The only person I’ve met who was more humor-impaired than I is my friend, John. He and I were both technical trainers and decided to spice up our dry material with some jokes. I tried to memorise a few with lukewarm results. But John wrote out jokes on index cards and kept a handful in his shirt pocket. When things seemed slow in the classroom, he’d say, “Must be time for a joke.” He’d pull out his cards and leaf through them. Brilliant! The joke itself wasn’t half as funny as the whole performance of selecting it.
I don’t have any ambitions to write for a sitcom or do standup, but I would like to add more humor to my fiction and poetry. I wanted to improve my comic-relief characters. Plus, I’ve been so impressed by Shirley J. Brewer’s use of humor in her poetry that I want to experiment in that vein. But how?
What a joy and relief, then, to stumble on John Vorhaus’s book! It is just what I needed.

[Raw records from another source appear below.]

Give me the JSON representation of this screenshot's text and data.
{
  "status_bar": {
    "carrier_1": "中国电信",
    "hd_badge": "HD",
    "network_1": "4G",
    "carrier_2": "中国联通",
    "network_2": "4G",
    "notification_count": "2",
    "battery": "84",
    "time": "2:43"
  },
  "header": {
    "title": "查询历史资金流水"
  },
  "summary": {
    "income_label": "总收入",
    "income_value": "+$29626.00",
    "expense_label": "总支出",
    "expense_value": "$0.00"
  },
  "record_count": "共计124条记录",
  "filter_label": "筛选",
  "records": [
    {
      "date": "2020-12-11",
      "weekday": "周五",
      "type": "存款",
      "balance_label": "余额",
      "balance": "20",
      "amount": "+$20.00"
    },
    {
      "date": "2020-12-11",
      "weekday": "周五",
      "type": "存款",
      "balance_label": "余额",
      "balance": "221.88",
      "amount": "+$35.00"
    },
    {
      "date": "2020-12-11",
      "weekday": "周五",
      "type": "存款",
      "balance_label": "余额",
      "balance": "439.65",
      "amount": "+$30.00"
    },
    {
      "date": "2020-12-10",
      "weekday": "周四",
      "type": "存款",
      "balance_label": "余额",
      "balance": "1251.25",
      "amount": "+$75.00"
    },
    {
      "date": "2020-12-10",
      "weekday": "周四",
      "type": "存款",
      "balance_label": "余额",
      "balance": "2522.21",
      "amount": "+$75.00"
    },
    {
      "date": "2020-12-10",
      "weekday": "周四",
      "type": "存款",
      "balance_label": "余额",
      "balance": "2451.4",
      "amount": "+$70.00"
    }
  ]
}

He takes a two-pronged approach. The first prong is to create a safe zone. He uses several techniques to ratchet down the fear of failure. One that is most helpful for me is that he breaks each exercise down into progressively more specific questions. Instead of wracking your brain trying to think of something funny to say, you are given a discreet task or question to answer, with plenty of examples. And Vorhaus himself is seriously funny; it’s hard to feel intimidated when you’re snorting with laughter.
The second prong consists of the tools implied by the title. I love tools. I was surprised to discover that what makes a joke work is essentially what makes a story work. I shouldn’t have been surprised, because of course a joke is a story. Vorhaus isolates the factors that make it funny. Using movies and television shows as case studies, he demonstrates each tool in action.

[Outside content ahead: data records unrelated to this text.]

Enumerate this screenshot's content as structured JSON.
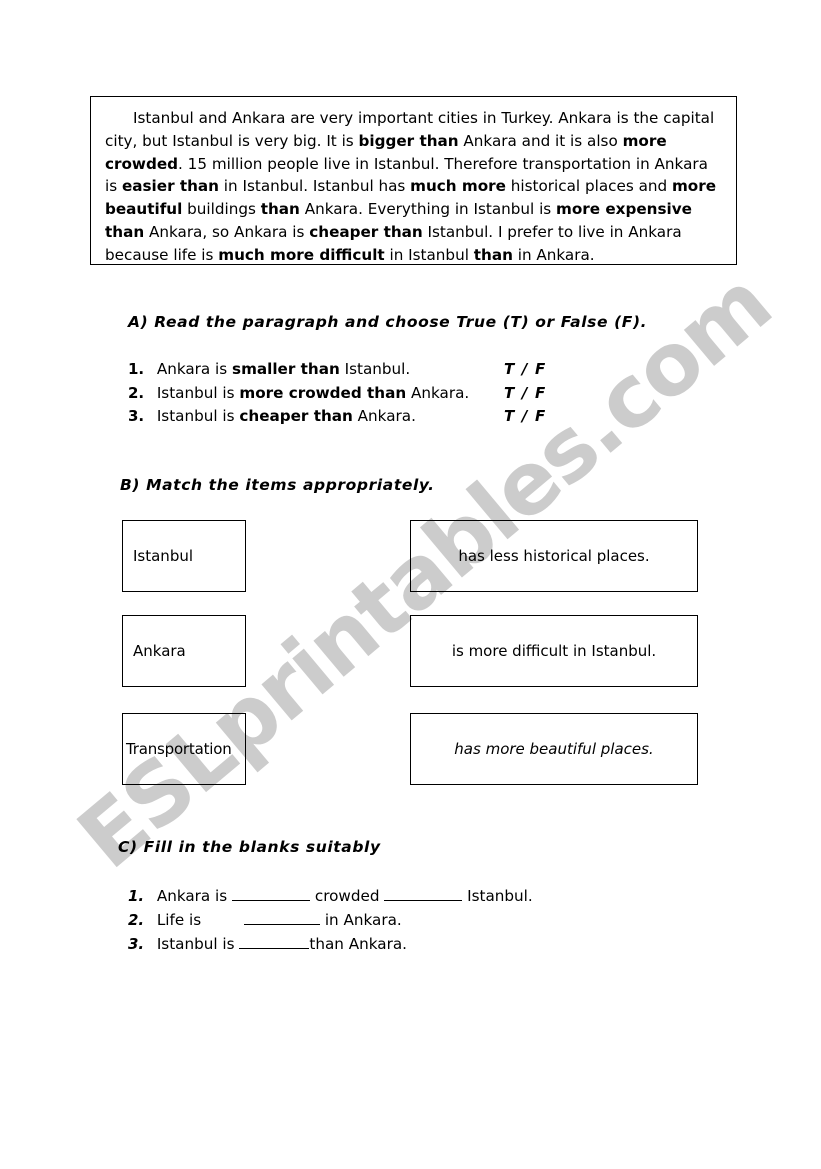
{
  "watermark": {
    "text": "ESLprintables.com",
    "color": "#cccccc"
  },
  "paragraph": {
    "segments": [
      {
        "text": "Istanbul and Ankara are very important cities in Turkey. Ankara is the capital city, but Istanbul is very big. It is ",
        "bold": false
      },
      {
        "text": "bigger than",
        "bold": true
      },
      {
        "text": " Ankara and it is also ",
        "bold": false
      },
      {
        "text": "more crowded",
        "bold": true
      },
      {
        "text": ".  15 million people live in Istanbul. Therefore transportation in Ankara is ",
        "bold": false
      },
      {
        "text": "easier than",
        "bold": true
      },
      {
        "text": " in Istanbul. Istanbul has ",
        "bold": false
      },
      {
        "text": "much  more",
        "bold": true
      },
      {
        "text": " historical places and ",
        "bold": false
      },
      {
        "text": "more beautiful",
        "bold": true
      },
      {
        "text": " buildings ",
        "bold": false
      },
      {
        "text": "than",
        "bold": true
      },
      {
        "text": " Ankara. Everything in Istanbul is ",
        "bold": false
      },
      {
        "text": "more expensive than",
        "bold": true
      },
      {
        "text": " Ankara, so Ankara is ",
        "bold": false
      },
      {
        "text": "cheaper than",
        "bold": true
      },
      {
        "text": " Istanbul. I prefer to live in Ankara because life is ",
        "bold": false
      },
      {
        "text": "much  more difficult",
        "bold": true
      },
      {
        "text": " in Istanbul ",
        "bold": false
      },
      {
        "text": "than",
        "bold": true
      },
      {
        "text": " in Ankara.",
        "bold": false
      }
    ]
  },
  "section_a": {
    "heading": "A) Read the paragraph and choose True (T) or False (F).",
    "choice_label": "T / F",
    "items": [
      {
        "number": "1.",
        "choice": "T / F",
        "segments": [
          {
            "text": " Ankara is ",
            "bold": false
          },
          {
            "text": "smaller than",
            "bold": true
          },
          {
            "text": " Istanbul.",
            "bold": false
          }
        ]
      },
      {
        "number": "2.",
        "choice": "T / F",
        "segments": [
          {
            "text": " Istanbul is ",
            "bold": false
          },
          {
            "text": "more crowded than",
            "bold": true
          },
          {
            "text": " Ankara.",
            "bold": false
          }
        ]
      },
      {
        "number": "3.",
        "choice": "T / F",
        "segments": [
          {
            "text": " Istanbul is ",
            "bold": false
          },
          {
            "text": "cheaper than",
            "bold": true
          },
          {
            "text": "  Ankara.",
            "bold": false
          }
        ]
      }
    ]
  },
  "section_b": {
    "heading": "B) Match the items appropriately.",
    "left_items": [
      {
        "label": "Istanbul"
      },
      {
        "label": "Ankara"
      },
      {
        "label": "Transportation"
      }
    ],
    "right_items": [
      {
        "label": "has less historical places.",
        "italic": false
      },
      {
        "label": "is more difficult in Istanbul.",
        "italic": false
      },
      {
        "label": "has more beautiful places.",
        "italic": true
      }
    ]
  },
  "section_c": {
    "heading": "C) Fill in the blanks suitably",
    "items": [
      {
        "number": "1.",
        "part1": " Ankara is ",
        "part2": " crowded ",
        "part3": " Istanbul."
      },
      {
        "number": "2.",
        "part1": " Life is ",
        "part2": " in Ankara.",
        "part3": ""
      },
      {
        "number": "3.",
        "part1": " Istanbul is ",
        "part2": "than Ankara.",
        "part3": ""
      }
    ]
  }
}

There must be a hundred tools here. The one I liked best was how to create a comic character. Amid discussion and illustrations, he boils the technique down to five elements. Boom! One minute and I had the bare bones of a comic character. Thirty seconds and I had another. Even better, I could see the gaping holes I’d left in the comic characters in my work-in-progress.
There are sections on parody and satire, situation comedy and sketches, but always tools and more tools. This book delivers on its promise: the subtitle is How to Be Funny Even If You’re Not. Finally there is hope for me! I can see that this is a book I will refer to again and again.
Have you ever wanted to write comedy? What are your favorite comic movies or shows? Who is your favorite comedian?